Last year alone on Google's mobile Android platform, Trend Micro detected 350,000 "malicious and high-risk" Android app samples, according to a report by the digital security firm. That's an increase from the 1,000 samples it saw the previous year. Only 20% of Android device owners use a security app, the company has found. [http://www.trendmicro.com/cloud-content/us/pdfs/security-intelligence/reports/rpt-repeating-history.pdf]
Part of the problem is that many banks have yet to develop secure mobile apps. And when banks rely on third parties for their mobile banking apps, they are sometimes insecure.
"There are companies out there selling base frameworks that we have found a number of security flaws in," says George Tsantes, a principal within Ernst & Young's information technology advisory services group.
He says building security into financial services apps is a specialty that not all developers have.

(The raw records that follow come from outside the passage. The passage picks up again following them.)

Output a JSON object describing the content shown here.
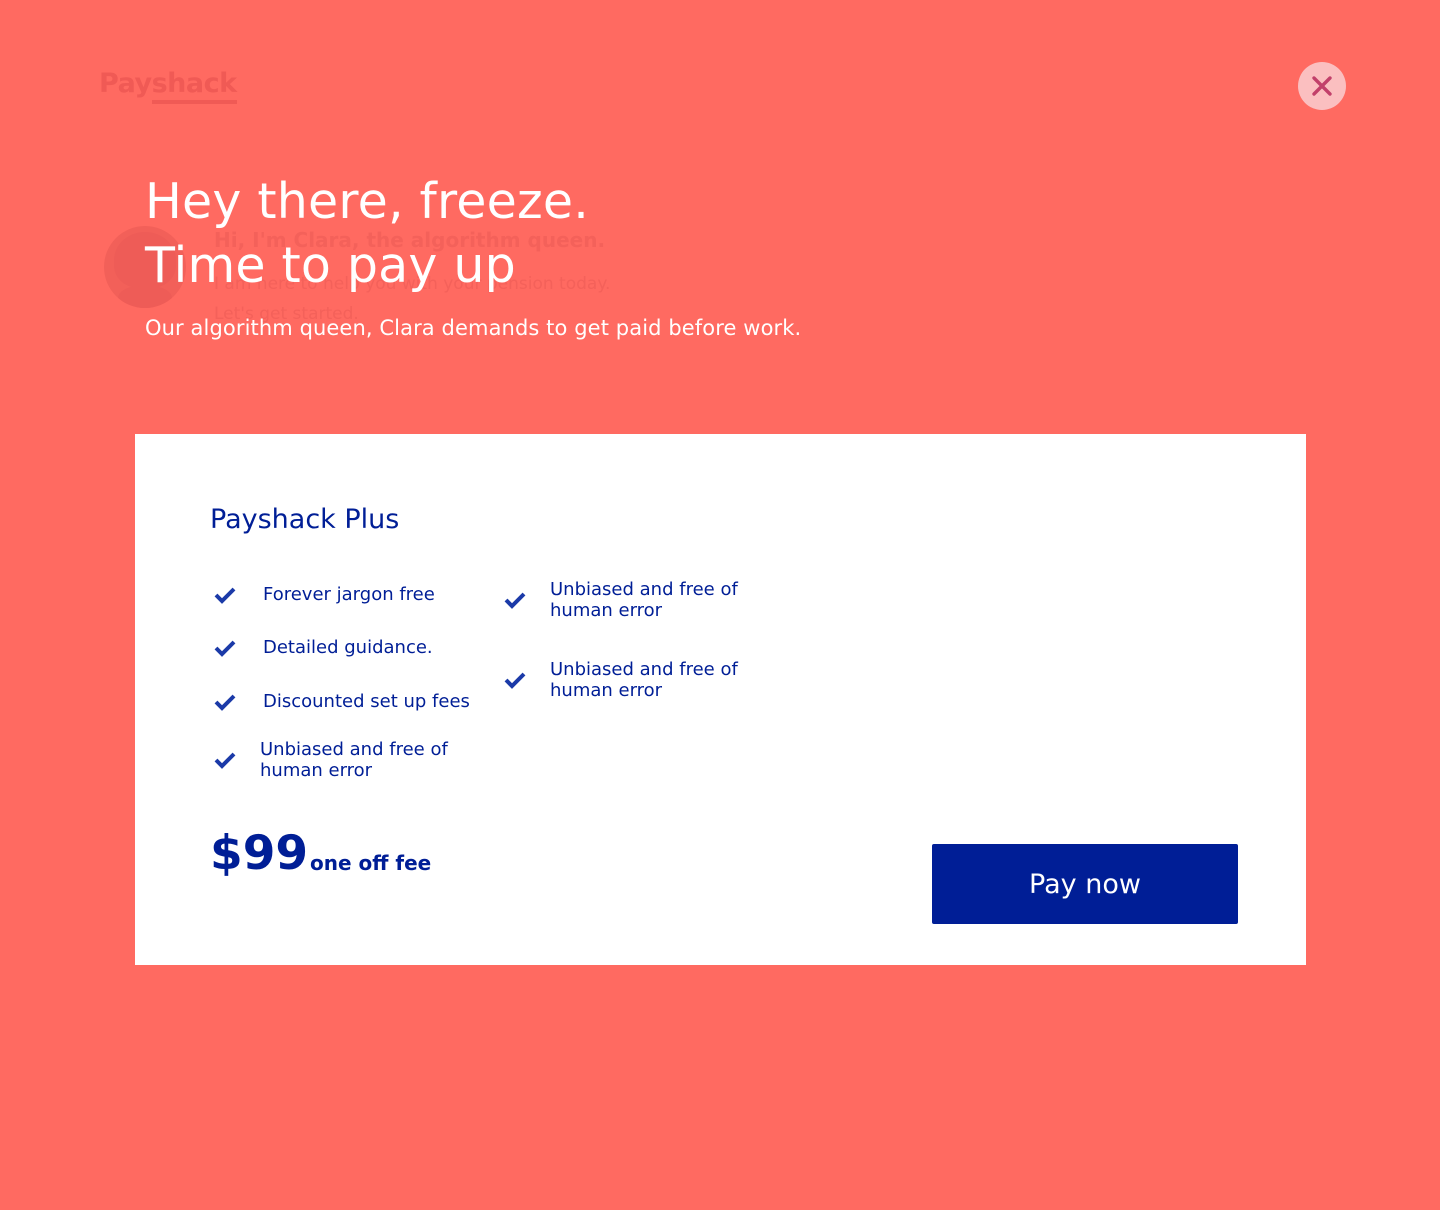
{
  "background": {
    "logo": {
      "part1": "Pay",
      "part2": "shack"
    },
    "heading": "Hi, I'm Clara, the algorithm queen.",
    "line1": "I am here to help you with your pension today.",
    "line2": "Let's get started."
  },
  "header": {
    "close_icon": "close-icon"
  },
  "hero": {
    "title_line1": "Hey there, freeze.",
    "title_line2": "Time to pay up",
    "subtitle": "Our algorithm queen, Clara demands to get paid before work."
  },
  "plan": {
    "name": "Payshack Plus",
    "features_left": [
      "Forever jargon free",
      "Detailed guidance.",
      "Discounted set up fees",
      "Unbiased and free of human error"
    ],
    "features_right": [
      "Unbiased and free of human error",
      "Unbiased and free of human error"
    ],
    "price": "$99",
    "price_note": "one off fee",
    "cta": "Pay now"
  },
  "colors": {
    "background": "#FF6A61",
    "card": "#FFFFFF",
    "primary": "#001E96",
    "close_bg": "#FBBFC0",
    "close_x": "#C2406A"
  }
}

In some instances, bank apps fail to incorporate updates in mobile operating systems. That means the apps are not fully tested against newer versions of mobile operating systems, like Apple's iOS 6.1.3. "These operating systems are getting patched and updated all the time, so things that might have been secure are no longer secure," says Tsantes. "So it's just making sure that you're incorporating those changes."
In addition, some bank app developers accidently leave persistent data — the kind invisible to users that lies dormant and invisible on a device, in the background. "Let's say down the line I sell the device or lose the device... [criminals] can retrieve that data, because it's stored in an insecure manner," says Charles Henderson, director of application security services at Trustwave's SpiderLabs.
He adds that the immaturity of the mobile market makes it a prime target for crooks.
"From a the sheer maturity of the industry, of the security landscape, sadly, I think mobile is really lagging behind even where desktop was several years ago," says Henderson. "I think that's largely because the concept of a closed operating system (one like Android or iOS) where you can't see [data], people think: 'If you can't see it, it can't hurt you.' has led a lot of developers to say the same."
Those concerns cut both ways.
Until bankers increase the security around their mobile apps, some customers may not feel comfortable using the software for anything more than checking a balance.
Banks also have to provide answers about what-if scenarios. For instance, they should let customers know what would happen if their account was compromised online and/or from a mobile device, and what assurances and guarantees the institutions can offer, points out Steven Lewis, a lead analyst in Ernst & Young's global banking and capital markets practice.
Still, the industry isn't to the point where mobile is accounting for a majority of financial services fraud, says Al Pascual, a senior security analyst at Javelin Strategy & Research. Right now, most hacks cyber criminals employ focus on picking up one-time-passwords sent to mobile phones. "They are not there, yet," says Pascual of digital deception. "[Hackers] are just dipping their toes in the water, attacking those one-time-passwords."
But when cyber crooks go full bore — and they inevitably will — thieves will have a field day picking apart bankers' mobile defenses.